While First Ladies since Nellie Taft 100 years ago have waded into the turbid waters of US presidential politics, Michelle reprised the modern role of providing a humanizing antidote to the hyper-partisan caricatures of the day.
It was before a stadium packed with supporters in Denver, Colorado four years ago that the Harvard and Princeton-trained lawyer made her political debut.
Then she sought to show Americans that the Obamas were indeed like them.
She also began to tell her own story - that of a devoted mother and wife who made an improbable journey from the poor South Side of Chicago to the storied corridors of power in the White House.
She spoke touchingly of Obama playing basketball with her six foot six brother and of her now deceased father using two canes to get across the room to kiss her mother.
On Tuesday she made the case that he was also a compassionate and diligent president.
"When people ask me whether being in the White House has changed my husband, I can honestly say that when it comes to his character, and his convictions, and his heart, Barack Obama is still the same man I fell in love with all those years ago."
"That's the man I see in those quiet moments late at night, hunched over his desk, poring over the letters people have sent him.
"The letter from the father struggling to pay his bills, from the woman dying of cancer whose insurance company won't cover her care, from the young person with so much promise but so few opportunities.
"I see the concern in his eyes, and I hear the determination in his voice as he tells me, 'you won't believe what these folks are going through, Michelle. It's not right. We've got to keep working to fix this. We've got so much more to do.'"
In recent months, as the first black First Lady, with charm, hidden steel and growing political skill, she has injected some much-needed verve into her husband's battered brand.
She has headlined over 70 fundraisers since April, and in Charlotte has been drafted to not only headline the first night of the convention, but to lead a slew of side events to woo African American, Hispanic, gay, military and women activists.
Since occupying the East Wing of the White House she has also built goodwill with healthy eating and fitness campaigns, and a drive to help families of military veterans.
"She's the first fashionista, the mom-in-chief, the first gardener, the cool aunt - she's Oprah with good arms," said Robert Watson, an expert on First Ladies from Lynn University in Boca Raton, Florida.
"I don't know if it's rebranding or we're finally getting the real Michelle. Whatever it is, it's very effective."

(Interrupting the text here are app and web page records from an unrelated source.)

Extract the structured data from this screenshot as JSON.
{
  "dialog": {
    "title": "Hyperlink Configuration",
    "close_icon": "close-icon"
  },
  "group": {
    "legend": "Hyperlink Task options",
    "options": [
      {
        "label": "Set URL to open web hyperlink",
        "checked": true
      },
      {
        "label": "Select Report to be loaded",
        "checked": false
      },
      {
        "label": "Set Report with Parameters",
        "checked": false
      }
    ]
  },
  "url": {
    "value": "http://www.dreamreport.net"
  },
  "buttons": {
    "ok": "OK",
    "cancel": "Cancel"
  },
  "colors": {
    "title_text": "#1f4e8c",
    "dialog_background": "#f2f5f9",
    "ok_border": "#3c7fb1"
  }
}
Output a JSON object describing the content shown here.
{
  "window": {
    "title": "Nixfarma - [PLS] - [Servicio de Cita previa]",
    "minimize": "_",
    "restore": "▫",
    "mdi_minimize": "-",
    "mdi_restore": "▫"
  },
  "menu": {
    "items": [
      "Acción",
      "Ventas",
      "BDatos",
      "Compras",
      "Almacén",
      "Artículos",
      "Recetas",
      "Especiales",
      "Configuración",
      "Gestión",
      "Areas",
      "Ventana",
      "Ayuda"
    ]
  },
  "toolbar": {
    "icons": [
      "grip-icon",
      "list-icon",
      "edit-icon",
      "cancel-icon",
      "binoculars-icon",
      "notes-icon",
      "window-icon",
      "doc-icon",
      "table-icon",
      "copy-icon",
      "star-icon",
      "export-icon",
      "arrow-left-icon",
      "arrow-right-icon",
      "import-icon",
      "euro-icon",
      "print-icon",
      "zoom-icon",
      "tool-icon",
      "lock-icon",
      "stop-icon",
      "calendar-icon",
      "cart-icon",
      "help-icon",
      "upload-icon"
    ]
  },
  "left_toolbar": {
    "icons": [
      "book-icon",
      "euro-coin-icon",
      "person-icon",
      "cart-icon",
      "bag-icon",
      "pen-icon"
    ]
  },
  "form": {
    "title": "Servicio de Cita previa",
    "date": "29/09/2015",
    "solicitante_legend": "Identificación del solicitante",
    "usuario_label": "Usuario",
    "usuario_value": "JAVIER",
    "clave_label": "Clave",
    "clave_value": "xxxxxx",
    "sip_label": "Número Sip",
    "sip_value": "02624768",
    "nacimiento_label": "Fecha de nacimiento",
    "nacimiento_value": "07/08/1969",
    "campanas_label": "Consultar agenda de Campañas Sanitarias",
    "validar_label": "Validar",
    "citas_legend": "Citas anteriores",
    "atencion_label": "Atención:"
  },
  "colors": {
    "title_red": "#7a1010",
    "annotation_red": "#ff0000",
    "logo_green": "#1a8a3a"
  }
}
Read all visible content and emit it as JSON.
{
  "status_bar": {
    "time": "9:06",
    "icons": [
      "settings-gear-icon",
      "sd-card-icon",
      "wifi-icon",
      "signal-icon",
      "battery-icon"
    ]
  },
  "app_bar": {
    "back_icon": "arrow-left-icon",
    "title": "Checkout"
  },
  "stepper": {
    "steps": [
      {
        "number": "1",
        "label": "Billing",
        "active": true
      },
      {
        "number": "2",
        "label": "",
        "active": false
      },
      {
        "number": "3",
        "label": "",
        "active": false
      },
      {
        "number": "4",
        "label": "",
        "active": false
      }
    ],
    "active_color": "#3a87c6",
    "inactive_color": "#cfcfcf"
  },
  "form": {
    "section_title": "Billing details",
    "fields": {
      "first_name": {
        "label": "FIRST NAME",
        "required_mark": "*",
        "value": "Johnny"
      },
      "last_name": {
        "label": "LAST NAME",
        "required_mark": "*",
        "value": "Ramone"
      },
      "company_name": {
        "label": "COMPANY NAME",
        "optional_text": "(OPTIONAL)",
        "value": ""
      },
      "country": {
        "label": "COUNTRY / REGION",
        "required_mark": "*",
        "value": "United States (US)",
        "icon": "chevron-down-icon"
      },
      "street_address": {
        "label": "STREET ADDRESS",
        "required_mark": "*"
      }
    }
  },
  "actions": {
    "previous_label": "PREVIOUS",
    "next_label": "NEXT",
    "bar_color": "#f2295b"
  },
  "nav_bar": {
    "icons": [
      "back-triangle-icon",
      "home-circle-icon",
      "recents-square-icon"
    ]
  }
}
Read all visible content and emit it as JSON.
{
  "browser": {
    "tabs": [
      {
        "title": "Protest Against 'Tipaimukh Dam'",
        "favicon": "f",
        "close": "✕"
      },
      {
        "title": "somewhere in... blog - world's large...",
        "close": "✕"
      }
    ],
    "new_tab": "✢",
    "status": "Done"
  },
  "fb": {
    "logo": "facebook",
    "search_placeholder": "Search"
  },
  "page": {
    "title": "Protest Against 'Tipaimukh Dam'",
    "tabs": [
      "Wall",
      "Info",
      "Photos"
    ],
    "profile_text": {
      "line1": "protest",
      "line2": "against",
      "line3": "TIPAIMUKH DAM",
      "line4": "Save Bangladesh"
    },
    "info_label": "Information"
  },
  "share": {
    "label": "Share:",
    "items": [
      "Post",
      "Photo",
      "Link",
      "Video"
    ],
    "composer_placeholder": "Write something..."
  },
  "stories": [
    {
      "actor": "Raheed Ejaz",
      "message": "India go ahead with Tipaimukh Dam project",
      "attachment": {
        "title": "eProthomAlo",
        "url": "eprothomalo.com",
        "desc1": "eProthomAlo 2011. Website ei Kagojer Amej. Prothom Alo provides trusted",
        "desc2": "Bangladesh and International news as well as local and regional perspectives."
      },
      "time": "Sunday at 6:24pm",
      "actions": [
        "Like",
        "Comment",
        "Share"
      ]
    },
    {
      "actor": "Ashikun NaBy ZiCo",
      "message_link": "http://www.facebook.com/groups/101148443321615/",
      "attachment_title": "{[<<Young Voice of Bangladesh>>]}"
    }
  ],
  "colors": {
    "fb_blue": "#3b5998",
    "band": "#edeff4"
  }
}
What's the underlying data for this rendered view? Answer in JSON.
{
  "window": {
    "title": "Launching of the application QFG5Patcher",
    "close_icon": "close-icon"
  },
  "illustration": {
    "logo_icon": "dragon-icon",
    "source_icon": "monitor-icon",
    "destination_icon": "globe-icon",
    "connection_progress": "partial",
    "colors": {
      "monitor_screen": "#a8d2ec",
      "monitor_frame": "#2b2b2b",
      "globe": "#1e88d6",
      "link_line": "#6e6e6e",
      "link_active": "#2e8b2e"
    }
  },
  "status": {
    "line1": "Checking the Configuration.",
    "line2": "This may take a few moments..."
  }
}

Born Michelle LaVaughn Robinson on January 17, 1964, she rose from a humble upbringing to go to two of the most prestigious US universities.
She worked in corporate law, as director of a community non-profit in some of Chicago's less moneyed neighborhoods, and at the University of Chicago and its medical center.
But she has not been without detractors.
In the 2008 campaign an affectionate tap of clenched fists with her husband was dubbed "a terrorist fist jab" and she was called "unpatriotic" for an unguarded comment in which she said the public support for her husband made her proud of her country "for the first time in my adult lifetime."
A lavish trip to Spain in 2010 was panned by critics and mocked by conservative radio talk show hosts as evidence of undue entitlement. — AFP